## Problem description
From start to finish, set down the entries below exactly, leaving out the pictures.

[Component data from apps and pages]
++++

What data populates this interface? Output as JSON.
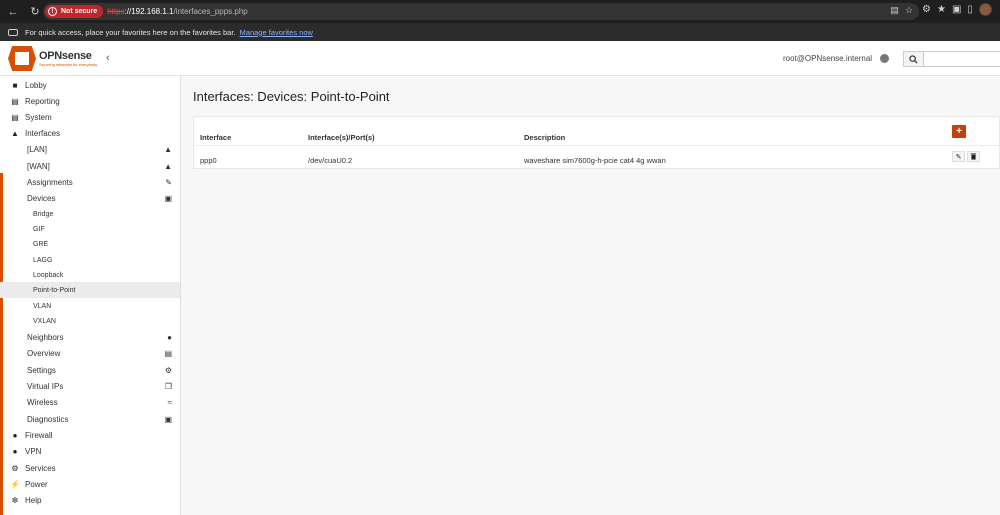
{
  "browser": {
    "not_secure_label": "Not secure",
    "url_scheme": "https",
    "url_host": "://192.168.1.1",
    "url_path": "/interfaces_ppps.php",
    "favorites_message": "For quick access, place your favorites here on the favorites bar.",
    "manage_favorites": "Manage favorites now"
  },
  "header": {
    "brand": "OPNsense",
    "tagline": "Securing networks for everybody",
    "user": "root@OPNsense.internal",
    "accent_color": "#d94f00"
  },
  "sidebar": {
    "items": [
      {
        "label": "Lobby",
        "icon": "laptop-icon"
      },
      {
        "label": "Reporting",
        "icon": "chart-icon"
      },
      {
        "label": "System",
        "icon": "server-icon"
      },
      {
        "label": "Interfaces",
        "icon": "sitemap-icon"
      },
      {
        "label": "[LAN]",
        "icon": "sitemap-icon"
      },
      {
        "label": "[WAN]",
        "icon": "sitemap-icon"
      },
      {
        "label": "Assignments",
        "icon": "pencil-icon"
      },
      {
        "label": "Devices",
        "icon": "archive-icon"
      },
      {
        "label": "Bridge"
      },
      {
        "label": "GIF"
      },
      {
        "label": "GRE"
      },
      {
        "label": "LAGG"
      },
      {
        "label": "Loopback"
      },
      {
        "label": "Point-to-Point"
      },
      {
        "label": "VLAN"
      },
      {
        "label": "VXLAN"
      },
      {
        "label": "Neighbors",
        "icon": "users-icon"
      },
      {
        "label": "Overview",
        "icon": "tasks-icon"
      },
      {
        "label": "Settings",
        "icon": "cogs-icon"
      },
      {
        "label": "Virtual IPs",
        "icon": "clone-icon"
      },
      {
        "label": "Wireless",
        "icon": "wifi-icon"
      },
      {
        "label": "Diagnostics",
        "icon": "medkit-icon"
      },
      {
        "label": "Firewall",
        "icon": "fire-icon"
      },
      {
        "label": "VPN",
        "icon": "globe-icon"
      },
      {
        "label": "Services",
        "icon": "cog-icon"
      },
      {
        "label": "Power",
        "icon": "plug-icon"
      },
      {
        "label": "Help",
        "icon": "support-icon"
      }
    ]
  },
  "main": {
    "title": "Interfaces: Devices: Point-to-Point",
    "table": {
      "columns": [
        "Interface",
        "Interface(s)/Port(s)",
        "Description"
      ],
      "rows": [
        {
          "interface": "ppp0",
          "ports": "/dev/cuaU0.2",
          "description": "waveshare sim7600g-h-pcie cat4 4g wwan"
        }
      ]
    }
  }
}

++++

## Response to this exercise
What data populates this interface? Output as JSON.
{
  "browser": {
    "not_secure_label": "Not secure",
    "url_scheme": "https",
    "url_host": "://192.168.1.1",
    "url_path": "/interfaces_ppps.php",
    "favorites_message": "For quick access, place your favorites here on the favorites bar.",
    "manage_favorites": "Manage favorites now"
  },
  "header": {
    "brand": "OPNsense",
    "tagline": "Securing networks for everybody",
    "user": "root@OPNsense.internal",
    "accent_color": "#d94f00"
  },
  "sidebar": {
    "items": [
      {
        "label": "Lobby",
        "icon": "laptop-icon"
      },
      {
        "label": "Reporting",
        "icon": "chart-icon"
      },
      {
        "label": "System",
        "icon": "server-icon"
      },
      {
        "label": "Interfaces",
        "icon": "sitemap-icon"
      },
      {
        "label": "[LAN]",
        "icon": "sitemap-icon"
      },
      {
        "label": "[WAN]",
        "icon": "sitemap-icon"
      },
      {
        "label": "Assignments",
        "icon": "pencil-icon"
      },
      {
        "label": "Devices",
        "icon": "archive-icon"
      },
      {
        "label": "Bridge"
      },
      {
        "label": "GIF"
      },
      {
        "label": "GRE"
      },
      {
        "label": "LAGG"
      },
      {
        "label": "Loopback"
      },
      {
        "label": "Point-to-Point"
      },
      {
        "label": "VLAN"
      },
      {
        "label": "VXLAN"
      },
      {
        "label": "Neighbors",
        "icon": "users-icon"
      },
      {
        "label": "Overview",
        "icon": "tasks-icon"
      },
      {
        "label": "Settings",
        "icon": "cogs-icon"
      },
      {
        "label": "Virtual IPs",
        "icon": "clone-icon"
      },
      {
        "label": "Wireless",
        "icon": "wifi-icon"
      },
      {
        "label": "Diagnostics",
        "icon": "medkit-icon"
      },
      {
        "label": "Firewall",
        "icon": "fire-icon"
      },
      {
        "label": "VPN",
        "icon": "globe-icon"
      },
      {
        "label": "Services",
        "icon": "cog-icon"
      },
      {
        "label": "Power",
        "icon": "plug-icon"
      },
      {
        "label": "Help",
        "icon": "support-icon"
      }
    ]
  },
  "main": {
    "title": "Interfaces: Devices: Point-to-Point",
    "table": {
      "columns": [
        "Interface",
        "Interface(s)/Port(s)",
        "Description"
      ],
      "rows": [
        {
          "interface": "ppp0",
          "ports": "/dev/cuaU0.2",
          "description": "waveshare sim7600g-h-pcie cat4 4g wwan"
        }
      ]
    }
  }
}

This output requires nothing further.